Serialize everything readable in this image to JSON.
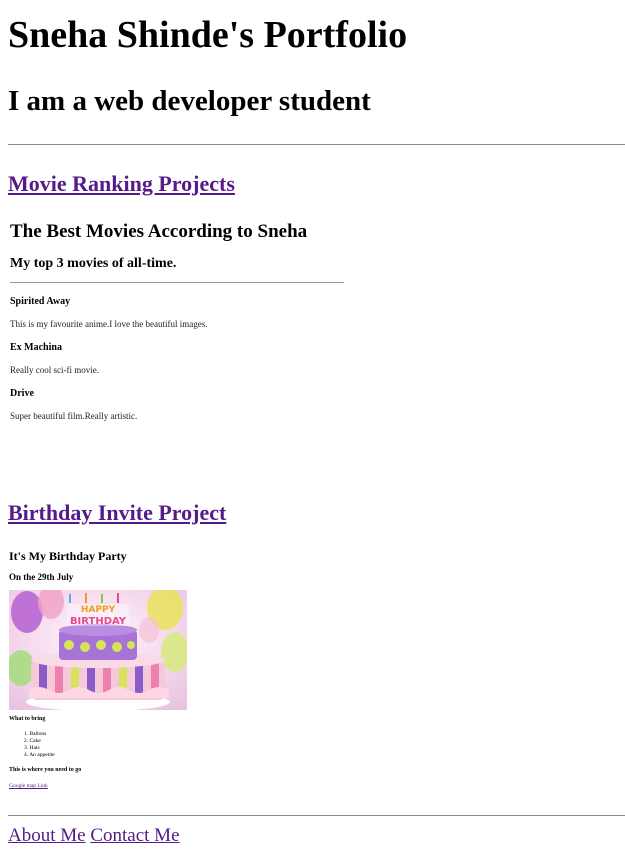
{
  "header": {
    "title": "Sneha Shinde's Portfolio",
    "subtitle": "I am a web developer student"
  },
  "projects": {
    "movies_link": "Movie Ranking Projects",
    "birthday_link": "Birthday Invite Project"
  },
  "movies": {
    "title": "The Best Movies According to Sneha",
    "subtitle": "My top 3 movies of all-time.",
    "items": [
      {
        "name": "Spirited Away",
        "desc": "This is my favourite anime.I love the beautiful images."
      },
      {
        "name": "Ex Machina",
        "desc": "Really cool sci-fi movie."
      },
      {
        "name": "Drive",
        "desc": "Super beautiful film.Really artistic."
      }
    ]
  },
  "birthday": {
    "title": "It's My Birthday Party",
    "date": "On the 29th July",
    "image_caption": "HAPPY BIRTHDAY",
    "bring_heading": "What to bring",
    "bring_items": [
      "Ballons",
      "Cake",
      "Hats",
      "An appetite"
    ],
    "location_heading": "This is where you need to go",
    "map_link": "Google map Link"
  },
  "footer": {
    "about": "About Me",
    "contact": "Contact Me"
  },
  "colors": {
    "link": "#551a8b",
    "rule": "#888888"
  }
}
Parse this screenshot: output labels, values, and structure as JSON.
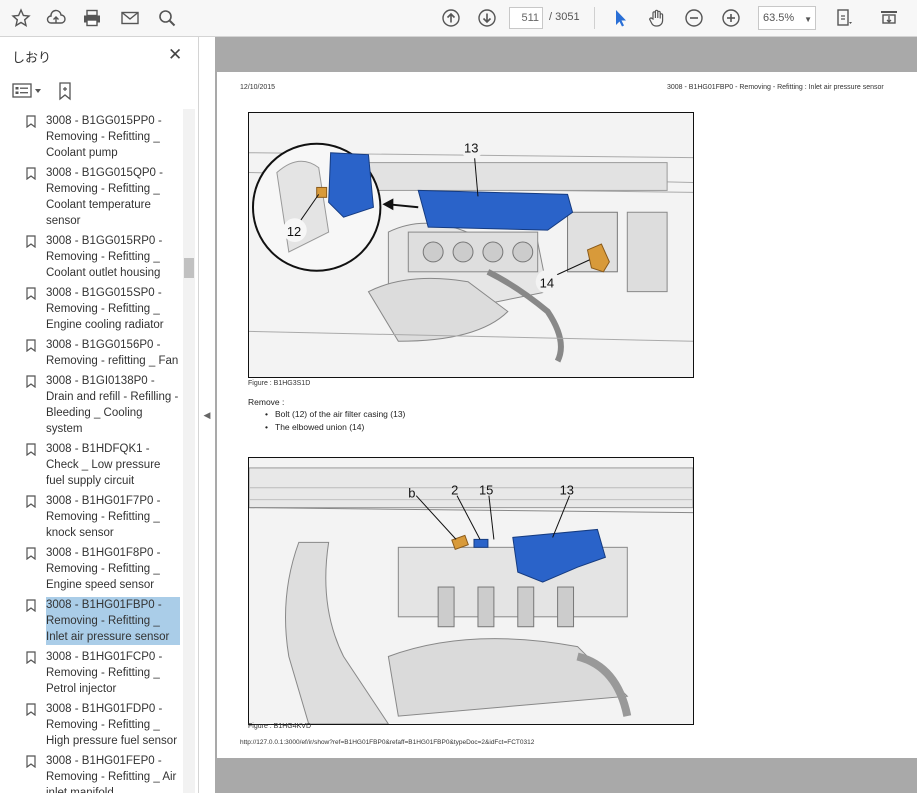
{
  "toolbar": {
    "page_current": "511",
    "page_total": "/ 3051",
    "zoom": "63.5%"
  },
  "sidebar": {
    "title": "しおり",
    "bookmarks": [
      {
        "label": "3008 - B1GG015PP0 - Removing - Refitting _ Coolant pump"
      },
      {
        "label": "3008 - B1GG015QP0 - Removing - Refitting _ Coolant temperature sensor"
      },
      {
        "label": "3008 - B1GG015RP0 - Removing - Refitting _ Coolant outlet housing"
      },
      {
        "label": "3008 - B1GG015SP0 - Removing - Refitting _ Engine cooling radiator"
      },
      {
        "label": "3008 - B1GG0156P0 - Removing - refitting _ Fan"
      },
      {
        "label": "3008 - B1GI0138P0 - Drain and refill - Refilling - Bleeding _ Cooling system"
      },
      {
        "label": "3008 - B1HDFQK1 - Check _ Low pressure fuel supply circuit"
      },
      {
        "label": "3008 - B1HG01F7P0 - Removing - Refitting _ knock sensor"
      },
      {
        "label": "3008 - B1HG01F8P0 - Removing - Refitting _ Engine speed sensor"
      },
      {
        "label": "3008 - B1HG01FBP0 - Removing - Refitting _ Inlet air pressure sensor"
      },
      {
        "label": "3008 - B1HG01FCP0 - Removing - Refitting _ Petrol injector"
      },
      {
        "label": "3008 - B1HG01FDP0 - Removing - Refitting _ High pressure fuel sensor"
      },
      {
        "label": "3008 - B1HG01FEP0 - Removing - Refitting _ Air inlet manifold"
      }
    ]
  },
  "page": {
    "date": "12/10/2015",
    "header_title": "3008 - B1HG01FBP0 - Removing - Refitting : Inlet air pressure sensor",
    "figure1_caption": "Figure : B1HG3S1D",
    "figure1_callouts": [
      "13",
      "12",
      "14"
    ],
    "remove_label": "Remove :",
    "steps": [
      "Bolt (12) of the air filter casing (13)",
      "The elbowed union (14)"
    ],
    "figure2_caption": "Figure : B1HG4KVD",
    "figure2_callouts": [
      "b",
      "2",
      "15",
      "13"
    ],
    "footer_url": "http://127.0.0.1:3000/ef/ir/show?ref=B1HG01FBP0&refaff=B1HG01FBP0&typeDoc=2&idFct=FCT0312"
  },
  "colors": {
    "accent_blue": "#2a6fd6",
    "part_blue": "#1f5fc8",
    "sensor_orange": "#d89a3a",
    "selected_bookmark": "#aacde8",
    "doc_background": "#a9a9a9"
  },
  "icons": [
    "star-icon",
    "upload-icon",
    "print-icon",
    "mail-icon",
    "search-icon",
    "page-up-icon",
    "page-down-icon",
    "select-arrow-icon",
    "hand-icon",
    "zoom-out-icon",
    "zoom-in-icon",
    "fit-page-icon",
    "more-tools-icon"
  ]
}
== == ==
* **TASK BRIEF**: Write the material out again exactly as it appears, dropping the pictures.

* **EXERCISE OUTPUT**:
Serialize everything readable in this image to JSON.
{
  "header": {
    "title": "Sneha Shinde's Portfolio",
    "subtitle": "I am a web developer student"
  },
  "projects": {
    "movies_link": "Movie Ranking Projects",
    "birthday_link": "Birthday Invite Project"
  },
  "movies": {
    "title": "The Best Movies According to Sneha",
    "subtitle": "My top 3 movies of all-time.",
    "items": [
      {
        "name": "Spirited Away",
        "desc": "This is my favourite anime.I love the beautiful images."
      },
      {
        "name": "Ex Machina",
        "desc": "Really cool sci-fi movie."
      },
      {
        "name": "Drive",
        "desc": "Super beautiful film.Really artistic."
      }
    ]
  },
  "birthday": {
    "title": "It's My Birthday Party",
    "date": "On the 29th July",
    "image_caption": "HAPPY BIRTHDAY",
    "bring_heading": "What to bring",
    "bring_items": [
      "Ballons",
      "Cake",
      "Hats",
      "An appetite"
    ],
    "location_heading": "This is where you need to go",
    "map_link": "Google map Link"
  },
  "footer": {
    "about": "About Me",
    "contact": "Contact Me"
  },
  "colors": {
    "link": "#551a8b",
    "rule": "#888888"
  }
}
Parse this screenshot: output labels, values, and structure as JSON.
{
  "toolbar": {
    "page_current": "511",
    "page_total": "/ 3051",
    "zoom": "63.5%"
  },
  "sidebar": {
    "title": "しおり",
    "bookmarks": [
      {
        "label": "3008 - B1GG015PP0 - Removing - Refitting _ Coolant pump"
      },
      {
        "label": "3008 - B1GG015QP0 - Removing - Refitting _ Coolant temperature sensor"
      },
      {
        "label": "3008 - B1GG015RP0 - Removing - Refitting _ Coolant outlet housing"
      },
      {
        "label": "3008 - B1GG015SP0 - Removing - Refitting _ Engine cooling radiator"
      },
      {
        "label": "3008 - B1GG0156P0 - Removing - refitting _ Fan"
      },
      {
        "label": "3008 - B1GI0138P0 - Drain and refill - Refilling - Bleeding _ Cooling system"
      },
      {
        "label": "3008 - B1HDFQK1 - Check _ Low pressure fuel supply circuit"
      },
      {
        "label": "3008 - B1HG01F7P0 - Removing - Refitting _ knock sensor"
      },
      {
        "label": "3008 - B1HG01F8P0 - Removing - Refitting _ Engine speed sensor"
      },
      {
        "label": "3008 - B1HG01FBP0 - Removing - Refitting _ Inlet air pressure sensor"
      },
      {
        "label": "3008 - B1HG01FCP0 - Removing - Refitting _ Petrol injector"
      },
      {
        "label": "3008 - B1HG01FDP0 - Removing - Refitting _ High pressure fuel sensor"
      },
      {
        "label": "3008 - B1HG01FEP0 - Removing - Refitting _ Air inlet manifold"
      }
    ]
  },
  "page": {
    "date": "12/10/2015",
    "header_title": "3008 - B1HG01FBP0 - Removing - Refitting : Inlet air pressure sensor",
    "figure1_caption": "Figure : B1HG3S1D",
    "figure1_callouts": [
      "13",
      "12",
      "14"
    ],
    "remove_label": "Remove :",
    "steps": [
      "Bolt (12) of the air filter casing (13)",
      "The elbowed union (14)"
    ],
    "figure2_caption": "Figure : B1HG4KVD",
    "figure2_callouts": [
      "b",
      "2",
      "15",
      "13"
    ],
    "footer_url": "http://127.0.0.1:3000/ef/ir/show?ref=B1HG01FBP0&refaff=B1HG01FBP0&typeDoc=2&idFct=FCT0312"
  },
  "colors": {
    "accent_blue": "#2a6fd6",
    "part_blue": "#1f5fc8",
    "sensor_orange": "#d89a3a",
    "selected_bookmark": "#aacde8",
    "doc_background": "#a9a9a9"
  },
  "icons": [
    "star-icon",
    "upload-icon",
    "print-icon",
    "mail-icon",
    "search-icon",
    "page-up-icon",
    "page-down-icon",
    "select-arrow-icon",
    "hand-icon",
    "zoom-out-icon",
    "zoom-in-icon",
    "fit-page-icon",
    "more-tools-icon"
  ]
}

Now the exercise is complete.